crypt50

New member
Jun 29, 2013
21
If a, b and m > 0 are integers such that a % b (mod m), then a^n % b^n (mod m) for all positive integers n. I don't know how to go about it, any help would be greatly appreciated.
 

Ackbach

Indicium Physicus
Staff member
Jan 26, 2012
4,193
By '%', do you mean congruent? That's typically written
$$a \equiv b \;( \text{mod} \; m),\qquad \text{and}
\qquad a^{n} \equiv b^{n} \;( \text{mod} \; m).$$
Use induction on $n$ to prove this. What will you need to show the inductive step?
 

Klaas van Aarsen

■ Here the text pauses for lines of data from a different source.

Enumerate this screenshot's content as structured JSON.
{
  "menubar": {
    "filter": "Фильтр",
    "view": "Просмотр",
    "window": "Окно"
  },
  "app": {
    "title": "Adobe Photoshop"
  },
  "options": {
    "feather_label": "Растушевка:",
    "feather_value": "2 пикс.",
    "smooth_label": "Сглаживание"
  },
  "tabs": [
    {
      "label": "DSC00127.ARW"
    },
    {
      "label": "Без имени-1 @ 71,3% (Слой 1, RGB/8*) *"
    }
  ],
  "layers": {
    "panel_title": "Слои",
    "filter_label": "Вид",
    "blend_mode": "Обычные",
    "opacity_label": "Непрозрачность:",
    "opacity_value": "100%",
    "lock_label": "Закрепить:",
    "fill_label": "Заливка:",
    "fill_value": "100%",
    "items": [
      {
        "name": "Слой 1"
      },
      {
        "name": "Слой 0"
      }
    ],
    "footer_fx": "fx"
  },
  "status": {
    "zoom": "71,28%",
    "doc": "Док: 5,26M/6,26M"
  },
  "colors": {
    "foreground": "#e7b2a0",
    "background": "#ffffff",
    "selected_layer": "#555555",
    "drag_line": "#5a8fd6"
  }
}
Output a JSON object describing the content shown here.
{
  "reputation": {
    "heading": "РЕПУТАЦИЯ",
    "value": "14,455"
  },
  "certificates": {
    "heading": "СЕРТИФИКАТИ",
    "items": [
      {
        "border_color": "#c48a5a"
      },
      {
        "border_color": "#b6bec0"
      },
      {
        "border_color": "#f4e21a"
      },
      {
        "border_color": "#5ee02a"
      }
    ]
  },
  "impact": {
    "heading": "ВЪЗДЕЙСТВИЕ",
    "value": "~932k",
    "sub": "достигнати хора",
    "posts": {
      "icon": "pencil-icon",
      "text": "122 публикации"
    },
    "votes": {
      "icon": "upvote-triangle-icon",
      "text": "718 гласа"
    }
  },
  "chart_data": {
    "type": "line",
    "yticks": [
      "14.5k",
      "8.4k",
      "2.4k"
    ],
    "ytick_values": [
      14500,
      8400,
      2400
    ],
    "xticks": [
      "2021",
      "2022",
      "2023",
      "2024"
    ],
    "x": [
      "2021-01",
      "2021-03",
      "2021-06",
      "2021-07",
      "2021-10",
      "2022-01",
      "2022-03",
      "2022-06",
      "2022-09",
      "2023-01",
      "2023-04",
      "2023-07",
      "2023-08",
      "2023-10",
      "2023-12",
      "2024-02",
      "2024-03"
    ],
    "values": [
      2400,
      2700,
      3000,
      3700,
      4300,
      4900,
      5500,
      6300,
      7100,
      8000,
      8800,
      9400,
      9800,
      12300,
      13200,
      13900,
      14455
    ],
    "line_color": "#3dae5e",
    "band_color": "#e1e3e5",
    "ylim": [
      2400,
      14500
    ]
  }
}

MHB Seeker
Staff member
Mar 5, 2012
8,780
Welcome to MHB, crypt50! :)

Assuming you meant what Ackbach suggested, here's an alternative way.

The expression $a \equiv b \pmod m$ means that there is a $k \in \mathbb Z$ such that $a=b+km$.
This implies that $a^n=(b+km)^n$.
Can you expand the right hand side with the binomial theorem?
If so, what can you conclude?